- With the off-season around the corner for most, Fierce Digital Marketing looks at 4 types of content for the off-season. “With so much happening on and off-track throughout the year, a lot of athletes find it difficult to stay active online during the off-season. As you know, social media is constant and you need to be active every day (yes, every day). We understand this is challenging as your main source of content, racing, has paused and you want to take advantage of the time off with family and friends. However, much like your training during this period, you have to maintain your online presence if you want to remain relevant. We have 4 types of content to help you stay on top of the momentum you’ve built so far, and capitalise on this before the season kicks off again.”
- While this post from the National Motorsport Academy is from 2021, it still does a great job of contextualizing how effective F1 Sponsorship is for a brand and is a great learning opportunity. “Sponsorship can be seen as a symbiotic relationship between Formula 1 and the brands who choose to either sponsor one of the teams, or the sport itself. As such, this unique marketing tool can have a profound impact on how fans engage with a brand who chooses to be associated with the global phenomenon of Grand Prix racing.”

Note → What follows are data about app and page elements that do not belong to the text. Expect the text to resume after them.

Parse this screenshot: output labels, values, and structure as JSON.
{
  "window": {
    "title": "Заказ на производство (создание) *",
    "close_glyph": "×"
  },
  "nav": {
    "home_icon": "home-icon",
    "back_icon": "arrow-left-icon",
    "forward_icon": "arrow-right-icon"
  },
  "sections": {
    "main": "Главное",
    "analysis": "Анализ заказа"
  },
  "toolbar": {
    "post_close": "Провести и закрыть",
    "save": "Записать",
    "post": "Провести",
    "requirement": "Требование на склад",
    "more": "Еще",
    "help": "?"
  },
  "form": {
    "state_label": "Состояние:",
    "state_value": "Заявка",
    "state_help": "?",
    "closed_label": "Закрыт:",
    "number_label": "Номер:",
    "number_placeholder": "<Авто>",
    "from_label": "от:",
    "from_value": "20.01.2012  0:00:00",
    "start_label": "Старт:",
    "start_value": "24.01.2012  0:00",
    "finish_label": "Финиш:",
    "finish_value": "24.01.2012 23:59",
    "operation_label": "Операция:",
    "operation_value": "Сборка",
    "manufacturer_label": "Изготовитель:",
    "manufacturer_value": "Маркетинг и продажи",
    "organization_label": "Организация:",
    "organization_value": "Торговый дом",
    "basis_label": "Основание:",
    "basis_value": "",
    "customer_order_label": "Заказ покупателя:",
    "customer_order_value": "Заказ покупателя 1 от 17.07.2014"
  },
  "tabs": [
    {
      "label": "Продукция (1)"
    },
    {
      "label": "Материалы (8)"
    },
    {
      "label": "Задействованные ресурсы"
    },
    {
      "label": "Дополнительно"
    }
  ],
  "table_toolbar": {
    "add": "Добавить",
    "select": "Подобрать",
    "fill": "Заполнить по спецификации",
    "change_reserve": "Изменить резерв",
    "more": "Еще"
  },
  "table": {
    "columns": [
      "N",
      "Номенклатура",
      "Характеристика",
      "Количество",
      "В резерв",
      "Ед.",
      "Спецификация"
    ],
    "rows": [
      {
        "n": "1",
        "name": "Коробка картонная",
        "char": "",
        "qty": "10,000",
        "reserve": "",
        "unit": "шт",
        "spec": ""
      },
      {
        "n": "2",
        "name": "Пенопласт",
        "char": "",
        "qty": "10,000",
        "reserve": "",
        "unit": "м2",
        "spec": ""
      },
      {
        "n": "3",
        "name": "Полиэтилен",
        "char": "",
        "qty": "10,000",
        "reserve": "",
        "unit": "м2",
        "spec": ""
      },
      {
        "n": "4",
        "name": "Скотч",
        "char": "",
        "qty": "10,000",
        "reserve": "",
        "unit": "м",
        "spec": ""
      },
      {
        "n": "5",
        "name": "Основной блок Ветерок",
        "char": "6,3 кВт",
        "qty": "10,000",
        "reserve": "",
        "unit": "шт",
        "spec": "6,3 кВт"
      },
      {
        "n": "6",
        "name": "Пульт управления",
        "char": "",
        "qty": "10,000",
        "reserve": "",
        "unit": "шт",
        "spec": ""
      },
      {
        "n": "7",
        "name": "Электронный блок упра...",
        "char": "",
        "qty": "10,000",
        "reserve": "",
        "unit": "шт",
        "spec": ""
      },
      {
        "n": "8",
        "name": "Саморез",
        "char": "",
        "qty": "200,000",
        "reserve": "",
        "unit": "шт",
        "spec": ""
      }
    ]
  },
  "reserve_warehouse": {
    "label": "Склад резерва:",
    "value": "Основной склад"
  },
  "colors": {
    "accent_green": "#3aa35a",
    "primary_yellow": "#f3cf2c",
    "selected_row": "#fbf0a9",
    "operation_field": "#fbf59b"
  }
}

- Not to toot my own horn but the article I linked to above was featured in my weekly Business of Motorsport column. Regardless of level that you are at as a race driver, the Business of Motorsport column gives you a great overview of the motorsport industry as a whole and more specifically, it looks at the latest motorsport sponsorship deals announced that week, as well as issues and opportunities in motorsport sponsorship. It is well worth the read.
- Sports marketing agency Sport Dimensions has published a great article aimed at sponsors looking at maximizing their sports sponsorship. When approaching potential sponsors, keep these in mind when they are asking about how sponsoring you will benefit them. “From events to teams to the entire series, there are many ways for your brand to leverage this platform as part of your marketing strategy. You know what they say, “there’s strength in numbers,” and being partnered with a motorsports property can be incredibly beneficial to your brand – even if that means hooking into an iRacing event. Heightened visibility, increased sales, differentiation and unique assets make this one of the most exciting platforms to be involved with. It is a different world, so there are some things to consider before heading in.”
- Power Sponsorship explains why you shouldn’t sell sponsor mentions as a sponsorship benefit. “Social media is a powerful tool, and when paired with a best practice sponsorship, can anchor amazing results for your sponsors and your fans. But, when you sell guaranteed mentions on your social media, you’re using it as just another place to put an ad, a logo, some tagline, or a forgettable “thank you”. It’s not really a new benefit at all, just the same old, low-value, easily-ignored visibility, on a yet another platform.”
The Costs of Racing
- Winding Road has prepared a Racing Suit Buyers Guide that is quite comprehensive. Why would you need a racing suit? “The more descriptive answer, I might challenge you to look at a racing suit as an insurance investment. Insurance is all about mitigating risks. We’re assuming that, if you have taken the step into the realm of track events that require a racing suit, you are aware there are risks involved. A racing suit very clearly helps to mitigate those risks.”